◆ **Exercise instructions**: Each line with the string "notification" is to be copied from the records below.

◆ **Stored dataset items**:
=== Begin Enclosure ===

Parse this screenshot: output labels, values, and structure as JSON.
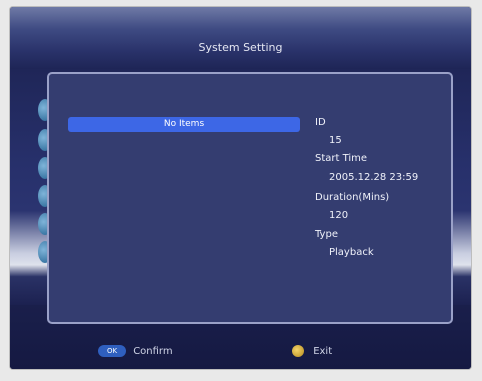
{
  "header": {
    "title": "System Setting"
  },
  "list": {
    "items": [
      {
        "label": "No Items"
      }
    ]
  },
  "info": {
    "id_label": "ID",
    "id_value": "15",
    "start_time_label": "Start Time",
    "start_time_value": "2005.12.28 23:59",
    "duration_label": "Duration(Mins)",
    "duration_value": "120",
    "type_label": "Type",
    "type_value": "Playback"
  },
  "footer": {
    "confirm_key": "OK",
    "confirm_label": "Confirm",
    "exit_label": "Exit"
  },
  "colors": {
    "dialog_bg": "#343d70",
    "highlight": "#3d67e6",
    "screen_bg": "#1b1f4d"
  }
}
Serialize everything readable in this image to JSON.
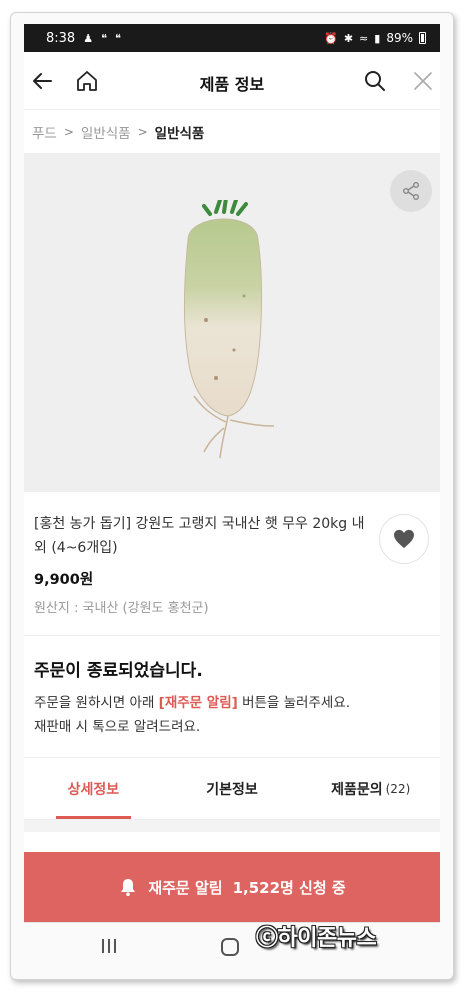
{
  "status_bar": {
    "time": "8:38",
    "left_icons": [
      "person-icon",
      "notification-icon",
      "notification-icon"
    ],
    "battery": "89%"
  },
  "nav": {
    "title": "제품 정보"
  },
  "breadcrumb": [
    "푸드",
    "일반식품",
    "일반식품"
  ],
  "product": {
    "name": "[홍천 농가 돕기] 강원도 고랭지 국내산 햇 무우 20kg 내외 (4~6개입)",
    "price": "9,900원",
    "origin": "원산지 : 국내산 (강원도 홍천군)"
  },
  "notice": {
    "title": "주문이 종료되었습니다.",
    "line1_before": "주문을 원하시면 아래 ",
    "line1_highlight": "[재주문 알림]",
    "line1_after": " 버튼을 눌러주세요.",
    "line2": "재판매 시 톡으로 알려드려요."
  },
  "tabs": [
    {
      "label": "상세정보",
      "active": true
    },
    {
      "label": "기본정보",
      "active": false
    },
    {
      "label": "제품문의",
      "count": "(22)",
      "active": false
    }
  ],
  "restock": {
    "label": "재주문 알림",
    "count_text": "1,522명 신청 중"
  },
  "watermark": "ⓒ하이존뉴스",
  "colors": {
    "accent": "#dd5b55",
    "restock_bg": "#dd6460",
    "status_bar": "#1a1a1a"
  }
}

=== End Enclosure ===
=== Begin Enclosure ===

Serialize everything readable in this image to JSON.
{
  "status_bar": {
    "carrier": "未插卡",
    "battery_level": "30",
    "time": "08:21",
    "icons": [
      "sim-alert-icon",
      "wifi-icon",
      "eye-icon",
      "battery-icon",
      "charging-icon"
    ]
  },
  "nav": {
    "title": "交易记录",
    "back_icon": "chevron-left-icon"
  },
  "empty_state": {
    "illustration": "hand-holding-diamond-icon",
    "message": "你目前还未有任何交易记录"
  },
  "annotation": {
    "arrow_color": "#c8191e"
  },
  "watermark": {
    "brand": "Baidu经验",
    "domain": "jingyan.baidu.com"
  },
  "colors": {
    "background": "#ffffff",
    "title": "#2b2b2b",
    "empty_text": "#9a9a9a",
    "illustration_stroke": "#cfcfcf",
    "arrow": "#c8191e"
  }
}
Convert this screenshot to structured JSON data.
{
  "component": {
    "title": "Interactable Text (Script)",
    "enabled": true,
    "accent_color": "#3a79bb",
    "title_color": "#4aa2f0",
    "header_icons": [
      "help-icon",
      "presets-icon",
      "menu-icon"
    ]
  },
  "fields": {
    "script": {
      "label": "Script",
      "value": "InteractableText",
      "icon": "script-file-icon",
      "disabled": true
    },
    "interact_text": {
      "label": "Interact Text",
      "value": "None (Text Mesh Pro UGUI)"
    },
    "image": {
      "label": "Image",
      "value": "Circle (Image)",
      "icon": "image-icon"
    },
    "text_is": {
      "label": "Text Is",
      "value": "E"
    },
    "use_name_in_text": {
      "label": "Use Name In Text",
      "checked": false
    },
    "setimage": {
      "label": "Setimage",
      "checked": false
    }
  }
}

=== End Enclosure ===
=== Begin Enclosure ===

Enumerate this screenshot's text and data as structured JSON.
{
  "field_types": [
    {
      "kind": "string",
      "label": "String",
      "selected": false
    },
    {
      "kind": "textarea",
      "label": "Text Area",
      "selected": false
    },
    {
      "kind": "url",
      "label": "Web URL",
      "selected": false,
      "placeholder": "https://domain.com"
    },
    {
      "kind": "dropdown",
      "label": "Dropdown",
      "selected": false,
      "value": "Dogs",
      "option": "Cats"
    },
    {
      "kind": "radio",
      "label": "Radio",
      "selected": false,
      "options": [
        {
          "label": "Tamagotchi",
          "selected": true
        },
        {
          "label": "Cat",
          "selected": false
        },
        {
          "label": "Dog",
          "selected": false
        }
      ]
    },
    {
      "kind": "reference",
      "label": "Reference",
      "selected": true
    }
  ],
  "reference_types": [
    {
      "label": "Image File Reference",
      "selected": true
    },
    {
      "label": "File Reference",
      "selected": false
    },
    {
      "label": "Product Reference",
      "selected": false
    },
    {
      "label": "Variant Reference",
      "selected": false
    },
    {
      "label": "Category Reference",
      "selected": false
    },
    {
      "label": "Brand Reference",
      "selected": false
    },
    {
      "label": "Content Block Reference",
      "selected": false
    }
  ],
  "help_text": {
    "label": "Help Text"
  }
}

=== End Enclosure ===

◆ **Exercise result**:
      "notification-icon",
      "notification-icon"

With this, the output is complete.